Are Arid Recovery’s threatened species at risk?

No. We will be keeping 14km2 of our reserve ‘quoll-proof’, to ensure that bandicoots and stick-nest rats are protected. The Main Exclosure has been made quoll-proof through floppy-top fencing, electric wires and foot-netting (preventing animals digging holes underneath). Our threatened species will be closely monitored after the quoll release through track transects, nest monitoring and camera traps, both inside and outside the quoll-proof exclosure.

A team from Conservation Volunteers Australia laying foot-netting to ‘quoll-proof’ the Main Exclosure. Photo: Kathryn Hastie

What about bettongs?

Arid Recovery’s population of Burrowing Bettongs is overabundant (read here). We know from our trials that quolls will eat bettongs, which will help to naturally control their population. Increasing the predation pressure on bettongs may also teach them better behaviours to avoid predators, potentially improving their survival chances outside of fences.
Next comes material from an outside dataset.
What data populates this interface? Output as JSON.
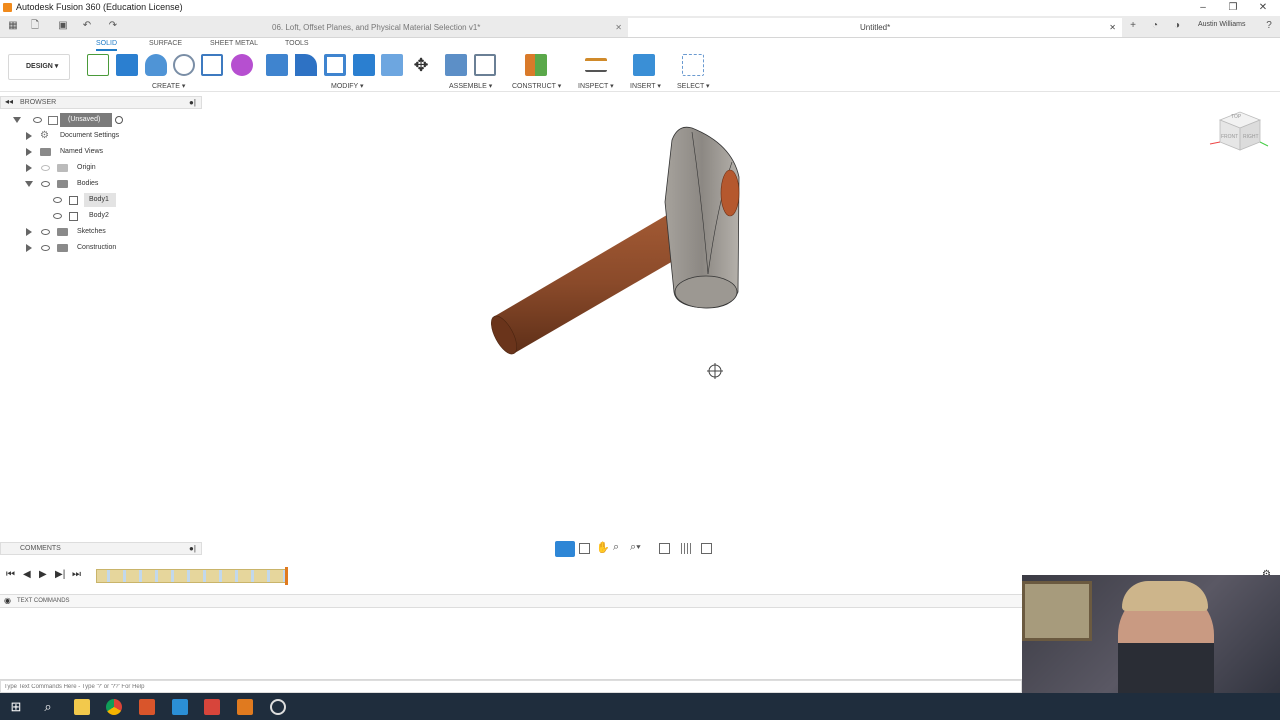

A naive Burrowing Bettong. Photo: Nathan Beerkens

Will quolls help the ecosystem?

Yes. For the past 21 years, the Arid Recovery Reserve has had no large mammalian predator (except in our experimental feral paddocks). Bringing in the Western Quoll will reintroduce a keystone predator into the system and hopefully help to lower the bettong population to sustainable levels. This will reduce pressure on the native vegetation, providing more food and habitat for other species like the stick-nest rat. The changes to the ecosystem might look something like the famous Yellowstone wolves  scenario, where bringing back wolves helped to control overabundant elk, which then let the vegetation grow back and other species like beavers thrive. Even rivers changed their course as the effect of this keystone predator cascaded through the ecosystem. Watch a video on it here, it’s an incredible story.

The Arid Recovery Reserve. Photo: Nathan Beerkens

When does it start?

8th May 2018

Stay tuned to find out how it goes!

How can I help?

You can help us cover a quoll’s airfare and radiocollar by adopting a quoll or making a donation.

In the coming months we will be looking for helpers with keen eyes to identify juvenile quolls from their spot patterns as they emerge from their dens and are recorded on camera traps.

MEDIA ENQUIRIES: We ask media outlets to hold off reporting on this story until after the reintroduction has taken place. We will distribute a media release on the 9th of May with the full story and photos of the quolls as they explore their new home.